Finally, we reached our target on the east coast of England – Whitby. For quite a while we have been watching a British program called “Heartbeat”, which is set in a fictional town in Yorkshire(Archers fans will understand this). Some of the action also takes place in Whitby, on the coast, and this is a real town. When we have asked our UK friends about Whitby, the universal response has been “best fish and chips in the UK”. We like fish and chips, so we have been holding out all the way north.
The sail to Whitby was not too bad. We left at 5 AM, well after sunrise, into NE winds, force 3-5, sea-state 2-3 m but not breaking, on the beam. Flamborough Point was pretty flat, at first. Eventually it got a bit rolly(where have we heard this before?), but doable. Calypso would not agree, of course, but we arrived to find a very narrow entrance with large breakers everywhere. It did not look tenable until we noticed a fisherman approaching from the NE. He was on the leading line, so we just followed him in, and it was not difficult at all. To get into the marina at Whitby you have to pass thru a swing bridge that only opens 2 hrs each side of high water, and we managed to make the next-to-last opening. The marina staff were quite nice, and we got a good spot on the pontoon.

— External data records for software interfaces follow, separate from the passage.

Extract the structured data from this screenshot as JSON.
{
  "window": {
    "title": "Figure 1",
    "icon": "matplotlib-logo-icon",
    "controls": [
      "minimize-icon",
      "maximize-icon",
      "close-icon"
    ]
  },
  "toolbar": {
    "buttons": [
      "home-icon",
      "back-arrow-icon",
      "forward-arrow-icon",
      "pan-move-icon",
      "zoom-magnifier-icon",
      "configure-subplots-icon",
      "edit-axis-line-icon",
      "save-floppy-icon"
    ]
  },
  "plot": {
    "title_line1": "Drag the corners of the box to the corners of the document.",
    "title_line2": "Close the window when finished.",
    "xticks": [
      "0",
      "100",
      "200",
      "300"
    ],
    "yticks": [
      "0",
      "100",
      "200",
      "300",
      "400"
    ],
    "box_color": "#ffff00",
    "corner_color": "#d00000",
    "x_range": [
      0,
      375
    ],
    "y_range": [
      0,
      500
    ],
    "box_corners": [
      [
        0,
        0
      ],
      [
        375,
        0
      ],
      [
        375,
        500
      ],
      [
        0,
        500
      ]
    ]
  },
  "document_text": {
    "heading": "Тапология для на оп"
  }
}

We did not know how long the weather window would stay open, so after we were settled in, we headed off to town, looking for our first fish and chips. The recommendation from a friend was to go to the Magpie Café, and it was spot-on. Great fish, fabulous chips, and a reasonable price. There are LOTS of other restaurants that have won “Best Fish and Chips” awards, so Whitby seems to have a thing about the dish, and doing it well enough to win awards. We would second all of the recommendations of our friends.
Unfortunately, the weather window appeared to be about to close, and we were starting to worry about being able to meet Robin in Edinburgh on the 21st. So we had to leave Whitby the next day, at noon, on the first opening of the bridge. We did get one morning to look around town a bit more, pick up some smoked fish, buy some Whitby “jet” jewelry, and wish that we had been stranded there for 4 days, instead of some of the other places we stopped in.
We left Whitby as soon as the bridge opened the next day, around noon, and headed north, always north. We did not have much wind, and a long way to go, so we motor-sailed for 6 hours into a north wind. Not fun, but necessary. Slogging away.
It appeared that the next good stop would be in Blyth, just north of Newcastle. The original plan was to head into Newcastle, but that would be a bit of a detour into the river, up river a bit, thru some locks into a marina. Not good for the schedule.
Blyth was a good alternative. The marina was just at the mouth of the port, well protected, easy to get in and out of. A bit industrial, at first, but the clubhouse for the Royal Northumberland Yacht Club, in a converted form light-ship, was homey, welcoming, and extraordinarily nice. The Wifi was free and very high-speed.
The weather window, however, closed up immediately, so we had to spend 2 nights in Blyth. This was not entirely a bad thing, however, because the Olympic flame was being transported thru town, and we got to see it pass by. Eventually, the front blew thru, and we left in the AM to continue north.